Tahiru Mohammed is a business-minded farmer in the Mantukwa community in Ghana’s Ashanti region. In 2014, he received training through… Read More
As we approach the end of the 21st century’s second decade, the world’s sweet tooth, continues to crave chocolate. But modern cocoa production requires more than just simply producing raw materials. The modern consumer demands more than just the inimitable, delicious flavor of chocolate. Consumers now want “Triple Bottom Line” sustainability (social, environmental, economic) as part of their chocolate-consumption experience, and successful producers must find ways to build supply chains that take these demands into account.
While WCF member company Cacao Oro de Nicaragua (Cacao Oro) has incorporated this need for demonstrable sustainability (utilizing a full agroforestry model on our 3,000-hectare plantation, which incorporates the requisite environmental, social, and governance parameters), the primary requirement for any agricultural operation is competitive productivity and yield. Reaching the productive stage quickly, and then sustaining competitive yields, remain central to Cacao Oro’s agronomic management goals.
For these two reasons, Cacao Oro’s management team has focused on:
- Traceability and transparency through certification.
- Varietal management and new technologies in propagation.
Traceability and Transparency Along our Supply Chain
Founded in April 2014, Cacao Oro almost perfectly reflects this moment along the timeline of cocoa-growing history. New production must satisfy many criteria related to sustainability to meet the increasingly high expectations of the consuming public. Certification is not the only option; accredited confirmation of best practices in agriculture and corporate social responsibility is required for serious growers/producers. Along these lines, Cacao Oro is pleased to report that in late August 2018 we successfully completed our Year 1 audit and certification process for UTZ Certification.
As a private capital, investor-driven project, Cacao Oro submits to rigorous auditing and reporting throughout the year. John Warrington (President) and David Glossinger (Vice President – Investor Relations) create detailed reports, pertaining to both financial and overall project vision, mission, and direction. The Board of Directors, which includes industry leaders, provides vital feedback and direction, incorporated by the management team into the quarterly planning. Cacao Oro has found that, like steering a giant ship, keeping a project of this magnitude on track requires careful communication throughout the leadership hierarchy.
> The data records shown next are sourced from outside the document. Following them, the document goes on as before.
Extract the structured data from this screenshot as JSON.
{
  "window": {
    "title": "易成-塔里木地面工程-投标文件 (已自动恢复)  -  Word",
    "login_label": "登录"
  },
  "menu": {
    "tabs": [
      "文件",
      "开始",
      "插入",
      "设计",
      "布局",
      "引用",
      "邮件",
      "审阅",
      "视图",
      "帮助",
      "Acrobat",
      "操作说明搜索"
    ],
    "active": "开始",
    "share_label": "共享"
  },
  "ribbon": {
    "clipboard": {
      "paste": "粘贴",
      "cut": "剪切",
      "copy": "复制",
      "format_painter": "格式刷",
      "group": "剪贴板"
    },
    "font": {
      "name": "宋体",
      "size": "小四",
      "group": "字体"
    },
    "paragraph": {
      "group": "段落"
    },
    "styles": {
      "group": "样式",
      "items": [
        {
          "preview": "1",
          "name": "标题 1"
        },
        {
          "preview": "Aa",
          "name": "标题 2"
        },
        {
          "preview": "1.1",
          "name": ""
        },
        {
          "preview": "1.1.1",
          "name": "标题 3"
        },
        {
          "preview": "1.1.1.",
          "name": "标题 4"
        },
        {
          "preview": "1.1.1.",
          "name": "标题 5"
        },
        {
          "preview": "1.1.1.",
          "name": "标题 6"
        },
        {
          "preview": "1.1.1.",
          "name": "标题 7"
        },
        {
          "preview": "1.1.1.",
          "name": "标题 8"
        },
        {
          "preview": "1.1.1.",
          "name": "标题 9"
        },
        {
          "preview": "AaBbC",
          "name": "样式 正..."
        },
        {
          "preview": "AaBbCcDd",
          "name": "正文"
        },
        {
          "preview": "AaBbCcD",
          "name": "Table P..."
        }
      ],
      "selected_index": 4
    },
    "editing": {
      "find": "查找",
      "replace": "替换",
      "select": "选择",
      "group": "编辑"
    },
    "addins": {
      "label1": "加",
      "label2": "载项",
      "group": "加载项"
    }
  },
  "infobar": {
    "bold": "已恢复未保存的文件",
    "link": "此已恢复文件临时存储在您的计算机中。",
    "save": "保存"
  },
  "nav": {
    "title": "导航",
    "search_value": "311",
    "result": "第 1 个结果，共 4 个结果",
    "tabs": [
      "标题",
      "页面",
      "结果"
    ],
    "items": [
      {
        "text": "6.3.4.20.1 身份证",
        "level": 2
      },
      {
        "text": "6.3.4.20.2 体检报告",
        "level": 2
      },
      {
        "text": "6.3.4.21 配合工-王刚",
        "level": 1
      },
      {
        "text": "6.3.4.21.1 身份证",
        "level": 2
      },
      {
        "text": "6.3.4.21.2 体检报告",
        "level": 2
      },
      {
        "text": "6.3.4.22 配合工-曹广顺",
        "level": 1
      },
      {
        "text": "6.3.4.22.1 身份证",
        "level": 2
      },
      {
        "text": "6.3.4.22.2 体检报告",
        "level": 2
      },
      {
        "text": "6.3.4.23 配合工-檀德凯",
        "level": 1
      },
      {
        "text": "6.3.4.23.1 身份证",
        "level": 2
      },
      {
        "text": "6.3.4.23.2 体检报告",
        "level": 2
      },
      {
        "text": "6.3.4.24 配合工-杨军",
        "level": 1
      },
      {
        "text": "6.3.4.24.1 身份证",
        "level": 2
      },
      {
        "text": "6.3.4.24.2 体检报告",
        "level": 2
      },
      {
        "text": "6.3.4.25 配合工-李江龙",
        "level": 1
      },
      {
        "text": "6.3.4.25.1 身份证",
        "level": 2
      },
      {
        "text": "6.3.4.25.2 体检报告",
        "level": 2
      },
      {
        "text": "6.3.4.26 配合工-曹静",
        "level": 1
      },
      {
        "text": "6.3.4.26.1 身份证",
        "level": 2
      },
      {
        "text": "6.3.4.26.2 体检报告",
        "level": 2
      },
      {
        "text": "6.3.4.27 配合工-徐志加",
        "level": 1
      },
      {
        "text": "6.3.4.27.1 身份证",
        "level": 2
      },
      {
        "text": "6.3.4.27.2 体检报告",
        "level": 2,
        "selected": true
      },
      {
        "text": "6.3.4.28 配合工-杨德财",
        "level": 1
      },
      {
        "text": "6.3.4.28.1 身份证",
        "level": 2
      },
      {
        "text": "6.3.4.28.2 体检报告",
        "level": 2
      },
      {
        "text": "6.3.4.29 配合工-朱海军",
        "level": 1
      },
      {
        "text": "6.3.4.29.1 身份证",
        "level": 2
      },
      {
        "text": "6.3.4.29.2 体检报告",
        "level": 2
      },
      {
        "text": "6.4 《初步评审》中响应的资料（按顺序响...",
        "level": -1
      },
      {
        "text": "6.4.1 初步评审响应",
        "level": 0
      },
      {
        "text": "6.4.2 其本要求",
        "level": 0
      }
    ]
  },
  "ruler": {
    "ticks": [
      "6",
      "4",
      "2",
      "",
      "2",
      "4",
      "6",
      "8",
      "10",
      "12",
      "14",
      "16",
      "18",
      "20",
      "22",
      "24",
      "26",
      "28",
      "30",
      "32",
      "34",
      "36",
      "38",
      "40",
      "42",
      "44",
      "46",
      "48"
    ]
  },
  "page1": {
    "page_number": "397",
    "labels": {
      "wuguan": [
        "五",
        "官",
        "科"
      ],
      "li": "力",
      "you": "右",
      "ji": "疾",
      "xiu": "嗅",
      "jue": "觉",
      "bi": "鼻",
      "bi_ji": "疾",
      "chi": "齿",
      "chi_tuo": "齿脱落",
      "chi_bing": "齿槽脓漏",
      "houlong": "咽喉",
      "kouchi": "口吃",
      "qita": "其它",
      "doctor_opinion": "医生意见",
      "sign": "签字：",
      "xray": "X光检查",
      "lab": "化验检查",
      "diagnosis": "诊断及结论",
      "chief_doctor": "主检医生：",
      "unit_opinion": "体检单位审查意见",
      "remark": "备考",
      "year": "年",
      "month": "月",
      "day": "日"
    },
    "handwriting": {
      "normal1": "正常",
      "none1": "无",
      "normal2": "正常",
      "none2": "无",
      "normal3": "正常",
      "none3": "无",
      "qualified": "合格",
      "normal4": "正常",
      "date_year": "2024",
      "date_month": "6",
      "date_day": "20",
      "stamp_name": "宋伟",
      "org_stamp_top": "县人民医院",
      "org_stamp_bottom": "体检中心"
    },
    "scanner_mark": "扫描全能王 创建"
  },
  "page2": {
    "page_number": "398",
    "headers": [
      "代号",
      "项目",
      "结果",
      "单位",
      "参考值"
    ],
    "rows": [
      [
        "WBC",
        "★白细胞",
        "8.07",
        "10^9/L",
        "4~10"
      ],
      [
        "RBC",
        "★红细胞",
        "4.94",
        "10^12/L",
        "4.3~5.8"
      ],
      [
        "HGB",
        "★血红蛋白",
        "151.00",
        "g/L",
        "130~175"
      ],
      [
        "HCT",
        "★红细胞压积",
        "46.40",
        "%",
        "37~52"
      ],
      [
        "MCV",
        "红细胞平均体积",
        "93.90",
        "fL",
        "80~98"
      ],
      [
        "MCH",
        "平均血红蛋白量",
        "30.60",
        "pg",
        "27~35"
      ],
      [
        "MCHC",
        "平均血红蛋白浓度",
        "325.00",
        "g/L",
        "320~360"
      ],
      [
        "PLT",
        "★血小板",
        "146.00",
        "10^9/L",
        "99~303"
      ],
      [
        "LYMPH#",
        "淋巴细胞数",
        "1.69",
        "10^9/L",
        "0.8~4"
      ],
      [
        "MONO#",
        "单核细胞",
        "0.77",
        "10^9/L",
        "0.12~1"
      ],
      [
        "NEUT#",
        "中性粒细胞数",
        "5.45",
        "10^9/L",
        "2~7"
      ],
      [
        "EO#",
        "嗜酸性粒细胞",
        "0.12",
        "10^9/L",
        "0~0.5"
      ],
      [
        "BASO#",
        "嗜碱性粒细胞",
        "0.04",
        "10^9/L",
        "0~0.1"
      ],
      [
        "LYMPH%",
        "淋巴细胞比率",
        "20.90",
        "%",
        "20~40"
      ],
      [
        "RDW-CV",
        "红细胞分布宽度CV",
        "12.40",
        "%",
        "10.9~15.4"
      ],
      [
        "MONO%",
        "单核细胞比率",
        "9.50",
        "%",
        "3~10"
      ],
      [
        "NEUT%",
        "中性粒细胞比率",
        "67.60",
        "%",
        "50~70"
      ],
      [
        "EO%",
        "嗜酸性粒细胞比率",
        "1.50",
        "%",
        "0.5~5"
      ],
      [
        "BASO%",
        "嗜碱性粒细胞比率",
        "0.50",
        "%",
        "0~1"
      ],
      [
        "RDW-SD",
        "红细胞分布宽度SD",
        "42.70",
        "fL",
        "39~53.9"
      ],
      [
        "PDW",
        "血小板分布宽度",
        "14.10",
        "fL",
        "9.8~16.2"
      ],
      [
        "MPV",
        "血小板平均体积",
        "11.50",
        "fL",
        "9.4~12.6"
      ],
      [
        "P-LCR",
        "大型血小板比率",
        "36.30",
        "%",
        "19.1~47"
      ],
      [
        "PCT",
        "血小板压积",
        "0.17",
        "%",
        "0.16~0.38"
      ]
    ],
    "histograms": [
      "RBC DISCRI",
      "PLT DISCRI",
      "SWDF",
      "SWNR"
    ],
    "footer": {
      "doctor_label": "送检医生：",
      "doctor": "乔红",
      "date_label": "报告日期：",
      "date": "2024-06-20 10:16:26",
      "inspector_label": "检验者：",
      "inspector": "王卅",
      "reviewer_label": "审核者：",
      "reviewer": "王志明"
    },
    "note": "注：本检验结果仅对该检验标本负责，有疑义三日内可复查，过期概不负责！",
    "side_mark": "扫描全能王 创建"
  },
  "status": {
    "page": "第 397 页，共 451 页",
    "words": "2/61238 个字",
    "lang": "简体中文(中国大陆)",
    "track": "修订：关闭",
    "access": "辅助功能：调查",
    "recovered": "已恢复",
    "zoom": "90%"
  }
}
Varietal Management and “Technology Package” in Propagation, Planting, and Cultivation
During 2015, our first full year of planting, Cacao Oro also made a significant commitment to genetic resource management, making sure that we had both highly-productive cocoa varietals, as well as “preferred stock” varietals that established chocolate makers find enticing and desirable for their flavor and aroma traits. Cacao Oro purchased the genetic collection of famed Costa Rican cocoa farmer Hugo Hermelink for this very reason, as well as for its proven yield potential in climatic conditions almost identical to our own.
The other technological breakthrough central to the Cacao Oro project is the proprietary micrografting system developed by the Ecom/AgriTech team, and first applied in the Cacao Oro greenhouse/nursery. Using a technique previously developed for coffee propagation (apical top-graft at early-stage development) and adapted for cocoa, we have been able to drastically reduce the time needed to produce high-quality clones in the nursery, from six months to four months. Additionally, these plants require less pruning in their formation and enter production at an earlier age than typical cocoa trees (20-24 months), meaning the path from the investment stage to the production stage takes less time.
August 2018 marked the first, small transitional step in Cacao Oro’s development, as planting of the 2,000 hectares of cacao was completed. While much work remains, our management team’s focus now shifts to processing and commercialization as the 2014 and 2015 plantings come into production. Good post-harvest processing practices to ensure quality, as well as the continued commitment to traceability – from field, to dried bean, to the client – drive the commercialization activities. Each coming year brings an exponential leap in volume as Cacao Oro builds towards its annual goal of 4,000 MT. Investment in fermentation and drying facilities and information technology will drive the team over the next 12 months. Happily, the initial audit and certification visits were met with success, and the team remains committed to incorporating these sustainability benchmarks throughout each additional phase of project development.